An expert partner has the tools, expertise, confidence to prepare and advise on an honorable and defensible license position as well as how much you should be spending.

An expert partner uses reporting, software discovery, and inventory data to create a detailed picture of your environment. They then apply decades of expertise and industry-insider knowledge to analyze licensing models, programs, and usage rights to help you determine what you really need.

Whether you decide to enlist the help of an expert partner like Intelligent Bills or admirably, take on the task of licensing compliance and management on your own, we hope this information is helpful.

 

If you’d like to know more about Intelligent Bills Advisory Services for Software Licensing, click here.

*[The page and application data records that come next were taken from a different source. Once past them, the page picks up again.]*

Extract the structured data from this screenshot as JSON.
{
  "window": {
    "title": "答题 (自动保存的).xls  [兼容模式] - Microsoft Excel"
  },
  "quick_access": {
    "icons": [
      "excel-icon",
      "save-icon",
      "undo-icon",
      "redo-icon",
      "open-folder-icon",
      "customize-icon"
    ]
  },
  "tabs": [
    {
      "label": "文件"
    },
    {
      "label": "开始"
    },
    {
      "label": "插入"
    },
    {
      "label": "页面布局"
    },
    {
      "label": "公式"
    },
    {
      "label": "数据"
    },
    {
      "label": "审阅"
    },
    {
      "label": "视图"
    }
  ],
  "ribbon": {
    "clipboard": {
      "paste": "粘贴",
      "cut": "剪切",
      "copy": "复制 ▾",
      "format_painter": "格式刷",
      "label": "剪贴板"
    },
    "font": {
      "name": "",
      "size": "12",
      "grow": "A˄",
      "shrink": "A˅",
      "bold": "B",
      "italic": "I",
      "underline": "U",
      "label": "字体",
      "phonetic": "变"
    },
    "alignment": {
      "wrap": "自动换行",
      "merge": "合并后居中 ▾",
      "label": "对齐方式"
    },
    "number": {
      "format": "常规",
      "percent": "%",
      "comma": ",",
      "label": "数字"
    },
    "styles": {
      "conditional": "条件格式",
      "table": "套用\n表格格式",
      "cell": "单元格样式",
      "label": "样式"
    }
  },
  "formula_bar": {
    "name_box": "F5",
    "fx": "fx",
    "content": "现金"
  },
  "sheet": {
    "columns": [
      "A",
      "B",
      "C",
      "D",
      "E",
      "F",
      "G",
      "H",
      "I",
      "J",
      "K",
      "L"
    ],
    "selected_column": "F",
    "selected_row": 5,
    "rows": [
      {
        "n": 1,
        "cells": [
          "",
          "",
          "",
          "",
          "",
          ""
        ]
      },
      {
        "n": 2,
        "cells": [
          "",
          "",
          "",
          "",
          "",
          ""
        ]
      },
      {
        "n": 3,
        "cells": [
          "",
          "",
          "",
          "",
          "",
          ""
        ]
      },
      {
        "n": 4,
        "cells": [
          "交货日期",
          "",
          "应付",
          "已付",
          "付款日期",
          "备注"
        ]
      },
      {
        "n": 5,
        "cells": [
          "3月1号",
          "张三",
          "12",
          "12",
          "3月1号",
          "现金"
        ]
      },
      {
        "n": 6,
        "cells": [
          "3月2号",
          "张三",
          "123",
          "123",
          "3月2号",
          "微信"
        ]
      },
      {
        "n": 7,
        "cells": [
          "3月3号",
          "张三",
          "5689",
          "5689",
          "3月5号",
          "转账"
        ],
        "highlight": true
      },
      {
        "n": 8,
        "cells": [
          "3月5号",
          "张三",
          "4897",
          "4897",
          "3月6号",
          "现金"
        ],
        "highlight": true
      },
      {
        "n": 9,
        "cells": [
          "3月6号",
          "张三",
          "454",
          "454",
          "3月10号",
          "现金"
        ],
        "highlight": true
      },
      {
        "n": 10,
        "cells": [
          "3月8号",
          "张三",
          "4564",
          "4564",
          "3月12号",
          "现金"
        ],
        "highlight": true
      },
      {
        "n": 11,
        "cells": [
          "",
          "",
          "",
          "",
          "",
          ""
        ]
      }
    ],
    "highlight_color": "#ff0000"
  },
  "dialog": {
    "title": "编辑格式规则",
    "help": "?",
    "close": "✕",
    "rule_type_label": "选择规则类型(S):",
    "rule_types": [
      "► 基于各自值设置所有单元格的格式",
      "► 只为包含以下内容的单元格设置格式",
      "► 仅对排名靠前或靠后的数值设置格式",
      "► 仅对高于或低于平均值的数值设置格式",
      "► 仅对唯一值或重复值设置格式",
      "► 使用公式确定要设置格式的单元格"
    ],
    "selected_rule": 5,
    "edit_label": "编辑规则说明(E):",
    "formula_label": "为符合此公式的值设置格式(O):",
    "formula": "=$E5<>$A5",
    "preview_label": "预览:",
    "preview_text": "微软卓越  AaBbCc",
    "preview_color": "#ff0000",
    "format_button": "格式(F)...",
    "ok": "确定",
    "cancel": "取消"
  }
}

Contact Us to find out how you can save 30% or more on your annual spend.

 

Disclaimer: Adobe, Oracle, Microsoft, SAP, and other named publishers are registered trademarks of their respective organizations and/or its affiliates. Intelligent Bills is an independent firm and not associated with these publishers. Intelligent Bills is not a law firm and does not provide legal advice.